The last occasion television viewers might have seen the practice was on Friday, when points of order were raised during votes on the Wild Mammals (Hunting with Dogs) Bill.

A report from the Commons Modernisation Committee said yesterday: "At present, if a Member seeks to raise a point of order during a division, he or she must speak `seated and covered'. In practice, this means that an opera hat which is kept at each end of the Chamber has to be produced and passed to the Member concerned.

"This particular practice has almost certainly brought the House into greater ridicule than almost any other, particularly since the advent of television.
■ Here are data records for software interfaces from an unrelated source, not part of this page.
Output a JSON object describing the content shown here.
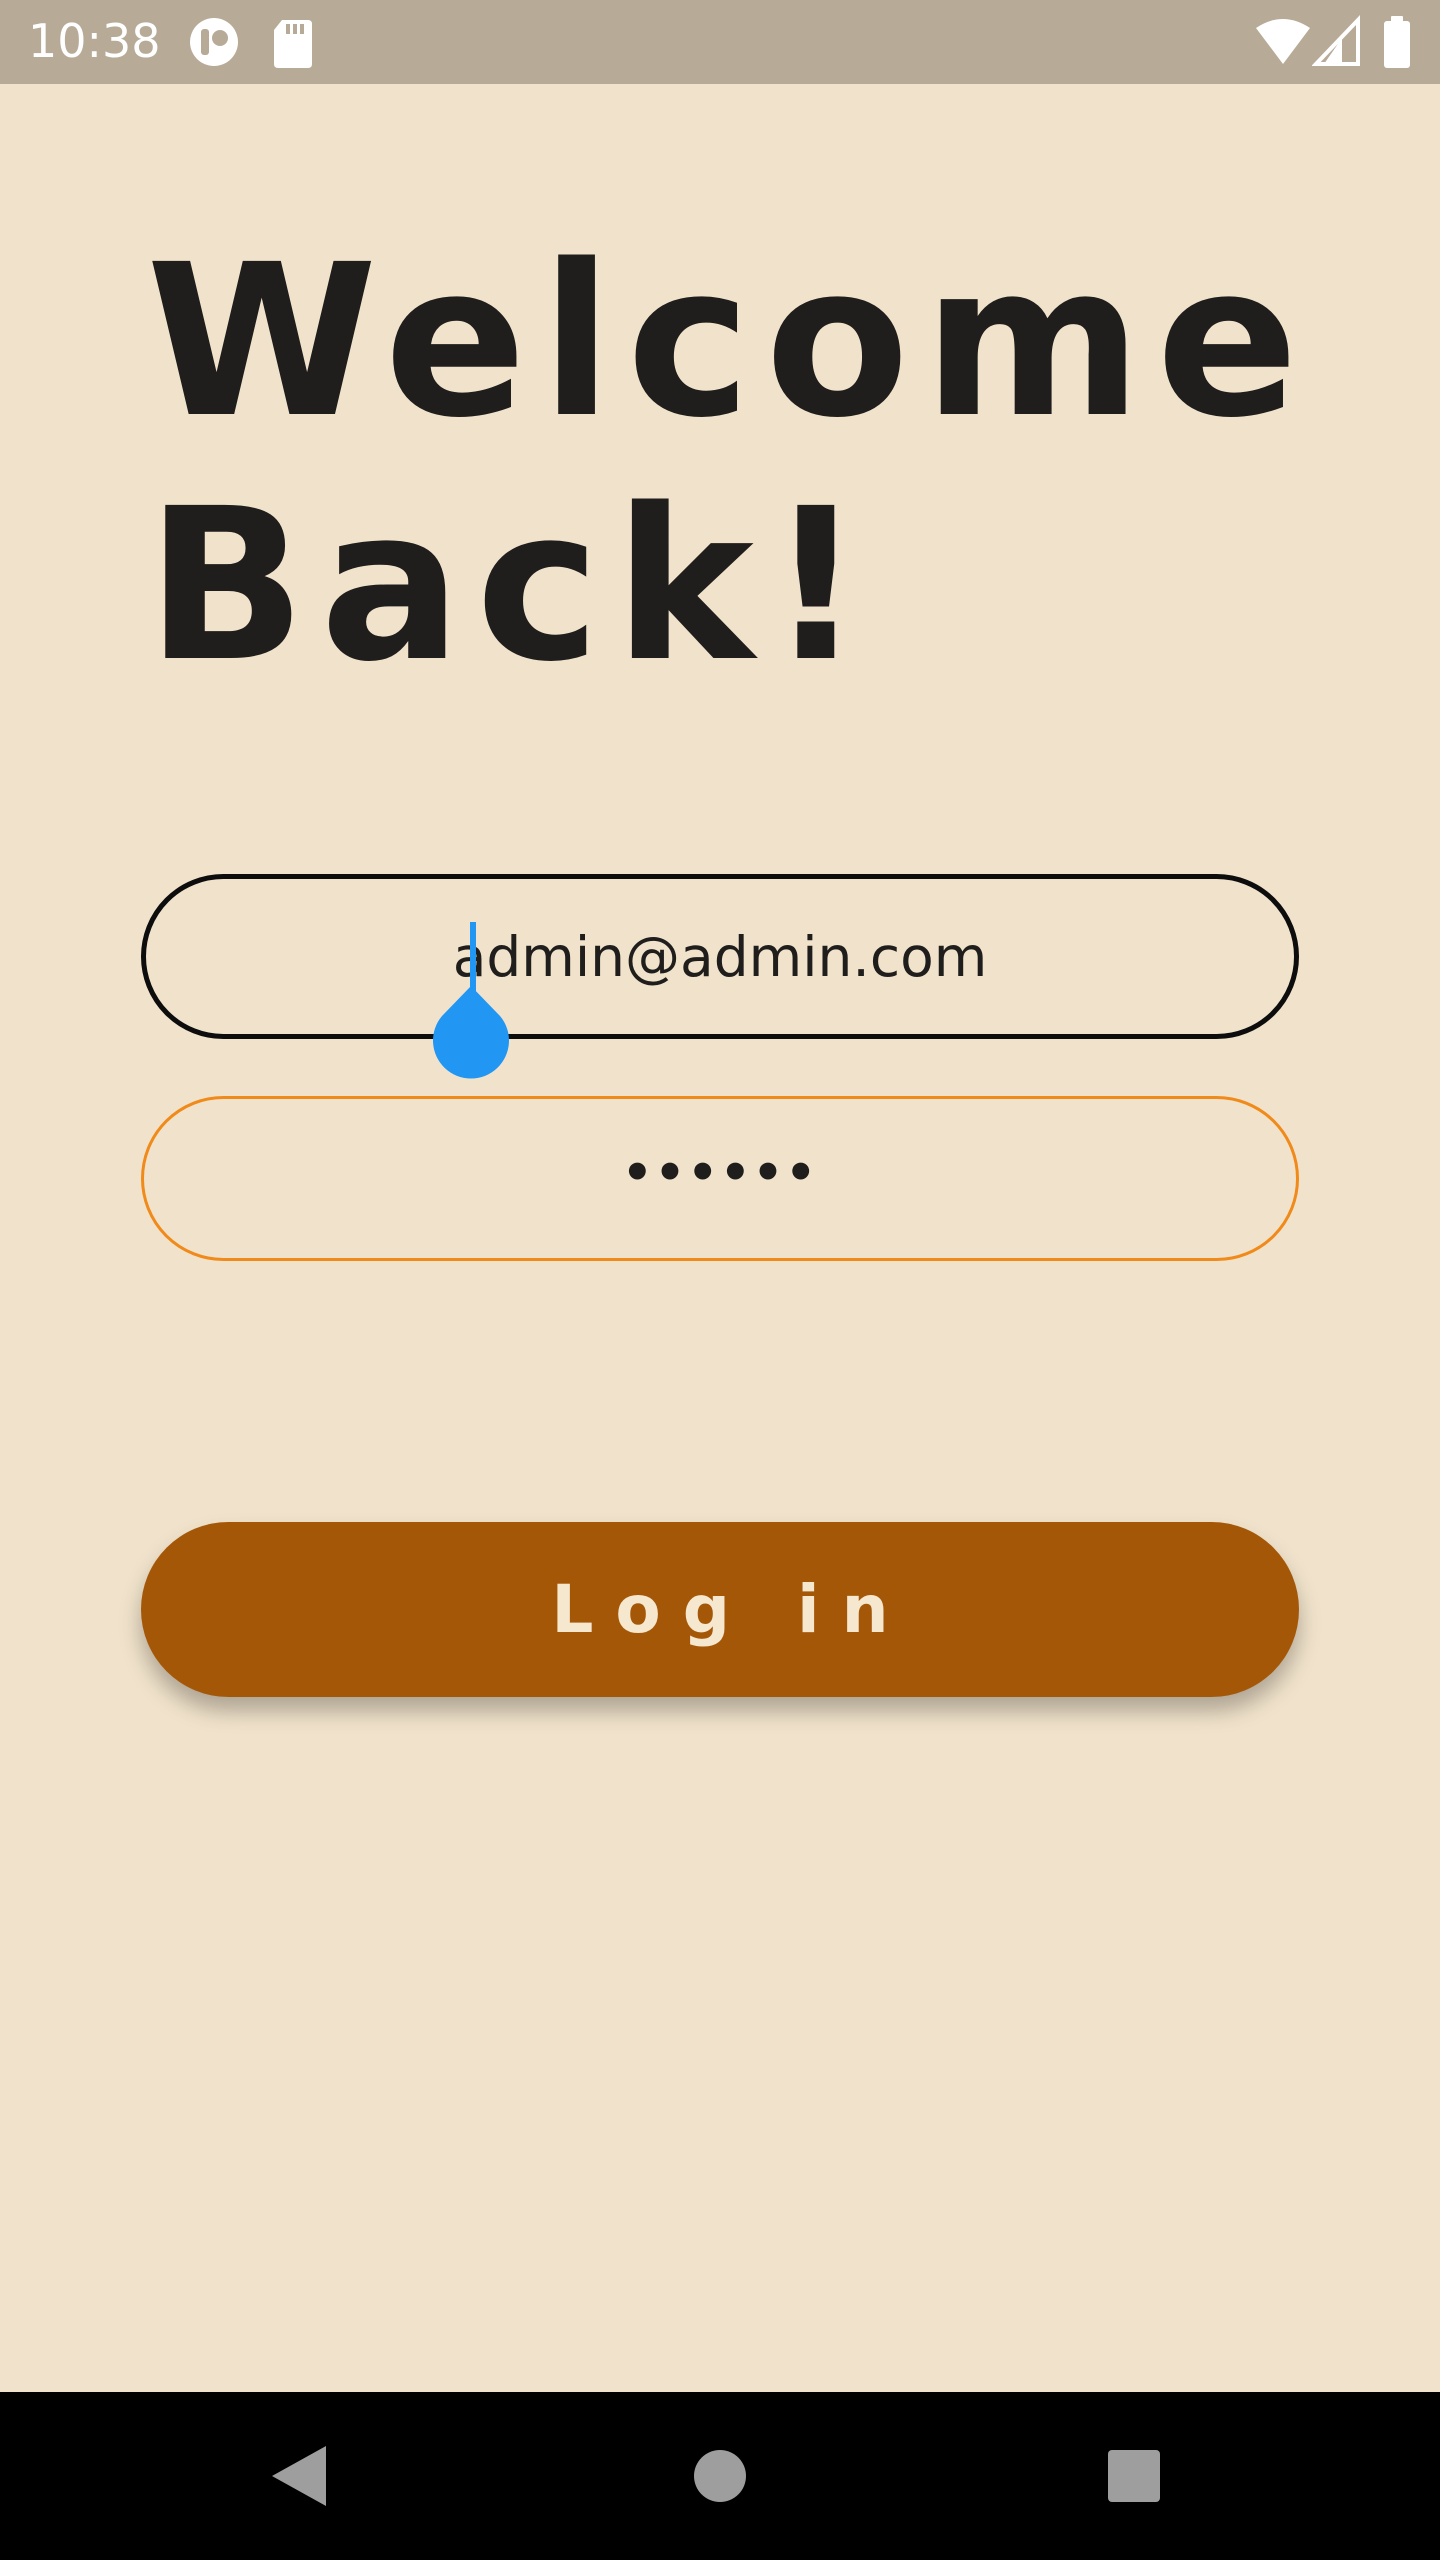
{
  "status_bar": {
    "time": "10:38",
    "icons": [
      "app-notification-icon",
      "sd-card-icon",
      "wifi-icon",
      "cell-signal-icon",
      "battery-icon"
    ],
    "background": "#b7ab98"
  },
  "login": {
    "title_line1": "Welcome",
    "title_line2": "Back!",
    "email_value": "admin@admin.com",
    "password_value": "••••••",
    "login_label": "Log in"
  },
  "colors": {
    "background": "#f1e3cb",
    "title": "#1f1e1c",
    "email_border": "#0d0d0d",
    "password_border": "#f08a1a",
    "button": "#a55708",
    "button_text": "#f6e7cf",
    "cursor": "#2196f3"
  },
  "nav_bar": {
    "icons": [
      "back-icon",
      "home-icon",
      "recents-icon"
    ]
  }
}
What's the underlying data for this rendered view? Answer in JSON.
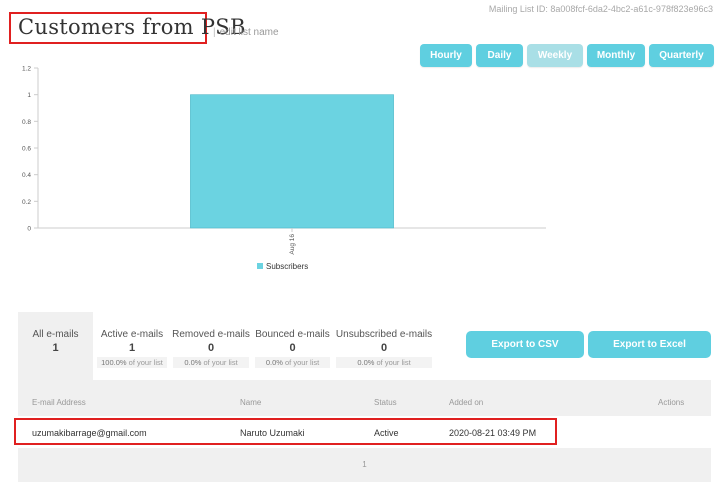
{
  "mailing_list_id": "Mailing List ID: 8a008fcf-6da2-4bc2-a61c-978f823e96c3",
  "title": "Customers from PSB",
  "edit_link": "edit list name",
  "period_buttons": [
    "Hourly",
    "Daily",
    "Weekly",
    "Monthly",
    "Quarterly"
  ],
  "period_active": "Weekly",
  "chart_data": {
    "type": "bar",
    "categories": [
      "Aug 16"
    ],
    "series": [
      {
        "name": "Subscribers",
        "values": [
          1
        ]
      }
    ],
    "ylim": [
      0,
      1.2
    ],
    "yticks": [
      "0",
      "0.2",
      "0.4",
      "0.6",
      "0.8",
      "1",
      "1.2"
    ],
    "legend": "bottom-center",
    "grid": false,
    "color": "#6bd3e1"
  },
  "tabs": [
    {
      "label": "All e-mails",
      "count": "1",
      "pct": "",
      "pct_suffix": ""
    },
    {
      "label": "Active e-mails",
      "count": "1",
      "pct": "100.0%",
      "pct_suffix": " of your list"
    },
    {
      "label": "Removed e-mails",
      "count": "0",
      "pct": "0.0%",
      "pct_suffix": " of your list"
    },
    {
      "label": "Bounced e-mails",
      "count": "0",
      "pct": "0.0%",
      "pct_suffix": " of your list"
    },
    {
      "label": "Unsubscribed e-mails",
      "count": "0",
      "pct": "0.0%",
      "pct_suffix": " of your list"
    }
  ],
  "export_csv": "Export to CSV",
  "export_excel": "Export to Excel",
  "columns": {
    "email": "E-mail Address",
    "name": "Name",
    "status": "Status",
    "added": "Added on",
    "actions": "Actions"
  },
  "rows": [
    {
      "email": "uzumakibarrage@gmail.com",
      "name": "Naruto Uzumaki",
      "status": "Active",
      "added": "2020-08-21 03:49 PM"
    }
  ],
  "pager": "1",
  "colors": {
    "accent": "#5fcfe0",
    "accent_inactive": "#a9dfe6",
    "highlight": "#e02020"
  }
}
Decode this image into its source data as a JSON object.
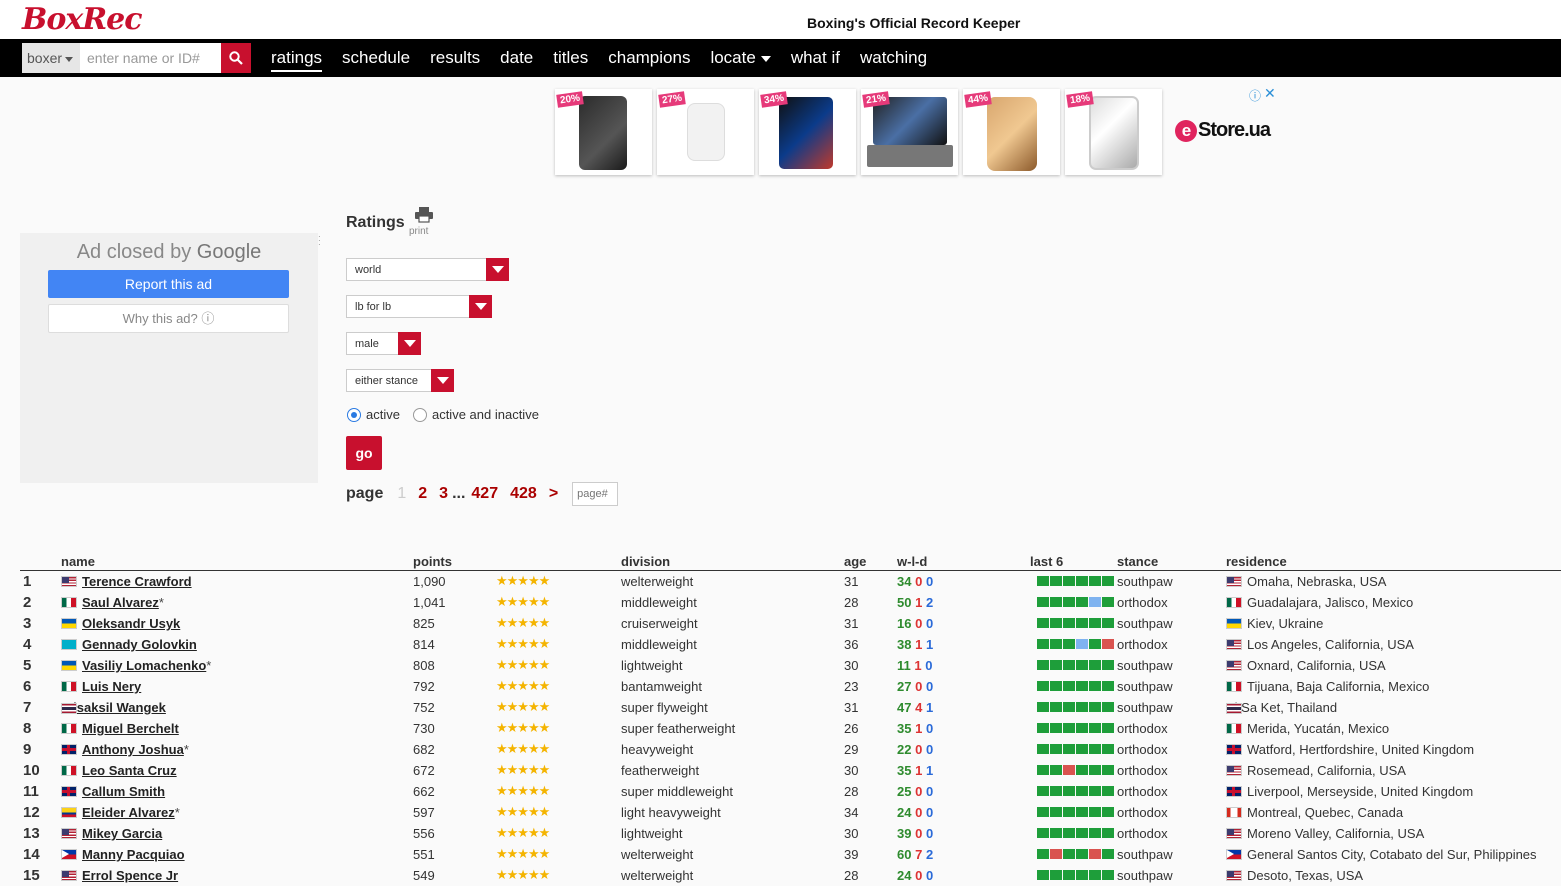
{
  "header": {
    "logo": "BoxRec",
    "tagline": "Boxing's Official Record Keeper"
  },
  "search": {
    "type": "boxer",
    "placeholder": "enter name or ID#"
  },
  "nav": [
    "ratings",
    "schedule",
    "results",
    "date",
    "titles",
    "champions",
    "locate",
    "what if",
    "watching"
  ],
  "top_ad": {
    "badges": [
      "20%",
      "27%",
      "34%",
      "21%",
      "44%",
      "18%"
    ],
    "brand": "Store.ua",
    "brand_initial": "e"
  },
  "side_ad": {
    "closed_text": "Ad closed by",
    "closed_brand": "Google",
    "report_label": "Report this ad",
    "why_label": "Why this ad? ⓘ"
  },
  "ratings": {
    "title": "Ratings",
    "print_label": "print",
    "filters": [
      "world",
      "lb for lb",
      "male",
      "either stance"
    ],
    "radio_active": "active",
    "radio_all": "active and inactive",
    "go_label": "go"
  },
  "pager": {
    "label": "page",
    "pages": [
      "1",
      "2",
      "3",
      "...",
      "427",
      "428",
      ">"
    ],
    "input_placeholder": "page#"
  },
  "table": {
    "headers": {
      "name": "name",
      "points": "points",
      "division": "division",
      "age": "age",
      "wld": "w-l-d",
      "last6": "last 6",
      "stance": "stance",
      "residence": "residence"
    },
    "rows": [
      {
        "rank": "1",
        "flag": "us",
        "name": "Terence Crawford",
        "suffix": "",
        "points": "1,090",
        "stars": "★★★★★",
        "division": "welterweight",
        "age": "31",
        "w": "34",
        "l": "0",
        "d": "0",
        "last6": [
          "W",
          "W",
          "W",
          "W",
          "W",
          "W"
        ],
        "stance": "southpaw",
        "res_flag": "us",
        "residence": "Omaha, Nebraska, USA"
      },
      {
        "rank": "2",
        "flag": "mx",
        "name": "Saul Alvarez",
        "suffix": "*",
        "points": "1,041",
        "stars": "★★★★★",
        "division": "middleweight",
        "age": "28",
        "w": "50",
        "l": "1",
        "d": "2",
        "last6": [
          "W",
          "W",
          "W",
          "W",
          "D",
          "W"
        ],
        "stance": "orthodox",
        "res_flag": "mx",
        "residence": "Guadalajara, Jalisco, Mexico"
      },
      {
        "rank": "3",
        "flag": "ua",
        "name": "Oleksandr Usyk",
        "suffix": "",
        "points": "825",
        "stars": "★★★★★",
        "division": "cruiserweight",
        "age": "31",
        "w": "16",
        "l": "0",
        "d": "0",
        "last6": [
          "W",
          "W",
          "W",
          "W",
          "W",
          "W"
        ],
        "stance": "southpaw",
        "res_flag": "ua",
        "residence": "Kiev, Ukraine"
      },
      {
        "rank": "4",
        "flag": "kz",
        "name": "Gennady Golovkin",
        "suffix": "",
        "points": "814",
        "stars": "★★★★★",
        "division": "middleweight",
        "age": "36",
        "w": "38",
        "l": "1",
        "d": "1",
        "last6": [
          "W",
          "W",
          "W",
          "D",
          "W",
          "L"
        ],
        "stance": "orthodox",
        "res_flag": "us",
        "residence": "Los Angeles, California, USA"
      },
      {
        "rank": "5",
        "flag": "ua",
        "name": "Vasiliy Lomachenko",
        "suffix": "*",
        "points": "808",
        "stars": "★★★★★",
        "division": "lightweight",
        "age": "30",
        "w": "11",
        "l": "1",
        "d": "0",
        "last6": [
          "W",
          "W",
          "W",
          "W",
          "W",
          "W"
        ],
        "stance": "southpaw",
        "res_flag": "us",
        "residence": "Oxnard, California, USA"
      },
      {
        "rank": "6",
        "flag": "mx",
        "name": "Luis Nery",
        "suffix": "",
        "points": "792",
        "stars": "★★★★★",
        "division": "bantamweight",
        "age": "23",
        "w": "27",
        "l": "0",
        "d": "0",
        "last6": [
          "W",
          "W",
          "W",
          "W",
          "W",
          "W"
        ],
        "stance": "southpaw",
        "res_flag": "mx",
        "residence": "Tijuana, Baja California, Mexico"
      },
      {
        "rank": "7",
        "flag": "th",
        "name": "Wisaksil Wangek",
        "suffix": "",
        "points": "752",
        "stars": "★★★★★",
        "division": "super flyweight",
        "age": "31",
        "w": "47",
        "l": "4",
        "d": "1",
        "last6": [
          "W",
          "W",
          "W",
          "W",
          "W",
          "W"
        ],
        "stance": "southpaw",
        "res_flag": "th",
        "residence": "Si Sa Ket, Thailand"
      },
      {
        "rank": "8",
        "flag": "mx",
        "name": "Miguel Berchelt",
        "suffix": "",
        "points": "730",
        "stars": "★★★★★",
        "division": "super featherweight",
        "age": "26",
        "w": "35",
        "l": "1",
        "d": "0",
        "last6": [
          "W",
          "W",
          "W",
          "W",
          "W",
          "W"
        ],
        "stance": "orthodox",
        "res_flag": "mx",
        "residence": "Merida, Yucatán, Mexico"
      },
      {
        "rank": "9",
        "flag": "gb",
        "name": "Anthony Joshua",
        "suffix": "*",
        "points": "682",
        "stars": "★★★★★",
        "division": "heavyweight",
        "age": "29",
        "w": "22",
        "l": "0",
        "d": "0",
        "last6": [
          "W",
          "W",
          "W",
          "W",
          "W",
          "W"
        ],
        "stance": "orthodox",
        "res_flag": "gb",
        "residence": "Watford, Hertfordshire, United Kingdom"
      },
      {
        "rank": "10",
        "flag": "mx",
        "name": "Leo Santa Cruz",
        "suffix": "",
        "points": "672",
        "stars": "★★★★★",
        "division": "featherweight",
        "age": "30",
        "w": "35",
        "l": "1",
        "d": "1",
        "last6": [
          "W",
          "W",
          "L",
          "W",
          "W",
          "W"
        ],
        "stance": "orthodox",
        "res_flag": "us",
        "residence": "Rosemead, California, USA"
      },
      {
        "rank": "11",
        "flag": "gb",
        "name": "Callum Smith",
        "suffix": "",
        "points": "662",
        "stars": "★★★★★",
        "division": "super middleweight",
        "age": "28",
        "w": "25",
        "l": "0",
        "d": "0",
        "last6": [
          "W",
          "W",
          "W",
          "W",
          "W",
          "W"
        ],
        "stance": "orthodox",
        "res_flag": "gb",
        "residence": "Liverpool, Merseyside, United Kingdom"
      },
      {
        "rank": "12",
        "flag": "co",
        "name": "Eleider Alvarez",
        "suffix": "*",
        "points": "597",
        "stars": "★★★★★",
        "division": "light heavyweight",
        "age": "34",
        "w": "24",
        "l": "0",
        "d": "0",
        "last6": [
          "W",
          "W",
          "W",
          "W",
          "W",
          "W"
        ],
        "stance": "orthodox",
        "res_flag": "ca",
        "residence": "Montreal, Quebec, Canada"
      },
      {
        "rank": "13",
        "flag": "us",
        "name": "Mikey Garcia",
        "suffix": "",
        "points": "556",
        "stars": "★★★★★",
        "division": "lightweight",
        "age": "30",
        "w": "39",
        "l": "0",
        "d": "0",
        "last6": [
          "W",
          "W",
          "W",
          "W",
          "W",
          "W"
        ],
        "stance": "orthodox",
        "res_flag": "us",
        "residence": "Moreno Valley, California, USA"
      },
      {
        "rank": "14",
        "flag": "ph",
        "name": "Manny Pacquiao",
        "suffix": "",
        "points": "551",
        "stars": "★★★★★",
        "division": "welterweight",
        "age": "39",
        "w": "60",
        "l": "7",
        "d": "2",
        "last6": [
          "W",
          "L",
          "W",
          "W",
          "L",
          "W"
        ],
        "stance": "southpaw",
        "res_flag": "ph",
        "residence": "General Santos City, Cotabato del Sur, Philippines"
      },
      {
        "rank": "15",
        "flag": "us",
        "name": "Errol Spence Jr",
        "suffix": "",
        "points": "549",
        "stars": "★★★★★",
        "division": "welterweight",
        "age": "28",
        "w": "24",
        "l": "0",
        "d": "0",
        "last6": [
          "W",
          "W",
          "W",
          "W",
          "W",
          "W"
        ],
        "stance": "southpaw",
        "res_flag": "us",
        "residence": "Desoto, Texas, USA"
      }
    ]
  }
}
We do not believe that it can be allowed to continue."

The committee recommendation - which will be accepted by the House - is that in future, such points of order should either be made directly to the person in the chair, or, more publicly, from one of the benches close to the Speaker's chair, where the complainant can clearly be seen and heard.

The committee also recommended that another archaic practice, "spying strangers", to force a vote on clearing the Chamber of public and press, should be replaced by a more modern device to test the presence of a 40- strong quorum of MPs in the House.